Information supplied Block Start
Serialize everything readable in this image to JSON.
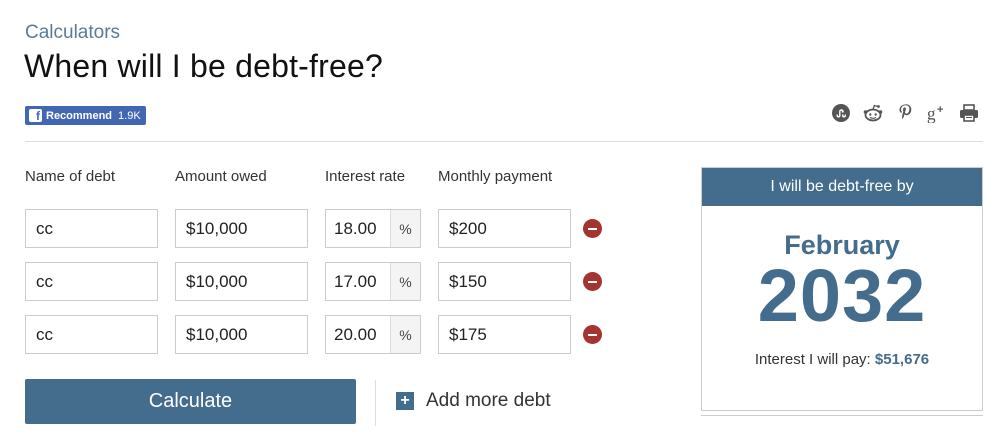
{
  "breadcrumb": "Calculators",
  "title": "When will I be debt-free?",
  "facebook": {
    "label": "Recommend",
    "count": "1.9K",
    "logo": "f"
  },
  "share": [
    "stumbleupon-icon",
    "reddit-icon",
    "pinterest-icon",
    "google-plus-icon",
    "print-icon"
  ],
  "columns": {
    "name": "Name of debt",
    "amount": "Amount owed",
    "rate": "Interest rate",
    "payment": "Monthly payment"
  },
  "rate_unit": "%",
  "debts": [
    {
      "name": "cc",
      "amount": "$10,000",
      "rate": "18.00",
      "payment": "$200"
    },
    {
      "name": "cc",
      "amount": "$10,000",
      "rate": "17.00",
      "payment": "$150"
    },
    {
      "name": "cc",
      "amount": "$10,000",
      "rate": "20.00",
      "payment": "$175"
    }
  ],
  "calculate_label": "Calculate",
  "add_debt_label": "Add more debt",
  "add_icon": "+",
  "result": {
    "header": "I will be debt-free by",
    "month": "February",
    "year": "2032",
    "interest_label": "Interest I will pay:",
    "interest_value": "$51,676"
  },
  "colors": {
    "accent": "#436c8d",
    "remove": "#a3342f",
    "facebook": "#4267b2"
  }
}
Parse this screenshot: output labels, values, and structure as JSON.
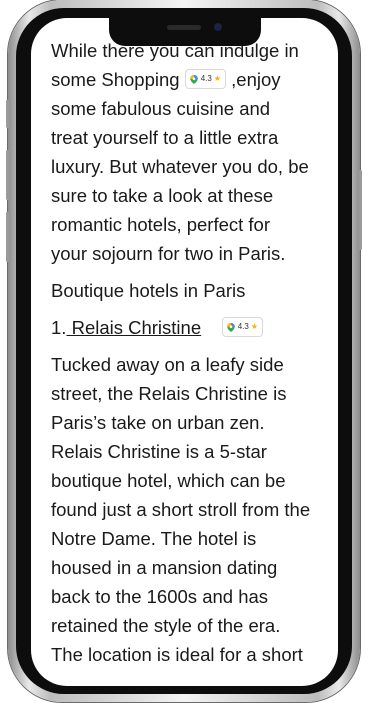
{
  "article": {
    "intro_line1": "While there you can indulge in",
    "intro_line2a": "some Shopping",
    "intro_line2b": ",enjoy",
    "intro_line3": "some fabulous cuisine and",
    "intro_line4": "treat yourself to a little extra",
    "intro_line5": "luxury. But whatever you do, be",
    "intro_line6": "sure to take a look at these",
    "intro_line7": "romantic hotels, perfect for",
    "intro_line8": "your sojourn for two in Paris.",
    "section_heading": "Boutique hotels in Paris",
    "item_number": "1.",
    "item_link": " Relais Christine",
    "desc_lines": [
      "Tucked away on a leafy side",
      "street, the Relais Christine is",
      "Paris’s take on urban zen.",
      "Relais Christine is a 5-star",
      "boutique hotel, which can be",
      "found just a short stroll from the",
      "Notre Dame. The hotel is",
      "housed in a mansion dating",
      "back to the 1600s and has",
      "retained the style of the era.",
      "The location is ideal for a short"
    ]
  },
  "badges": {
    "shopping_rating": "4.3",
    "hotel_rating": "4.3",
    "icon": "map-pin-icon",
    "star_icon": "star-icon"
  },
  "colors": {
    "star": "#f4b400",
    "pin_blue": "#4285f4",
    "pin_green": "#34a853",
    "pin_yellow": "#fbbc04",
    "pin_red": "#ea4335"
  }
}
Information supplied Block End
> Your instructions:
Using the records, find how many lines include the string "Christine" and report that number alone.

> Solution to this problem:
3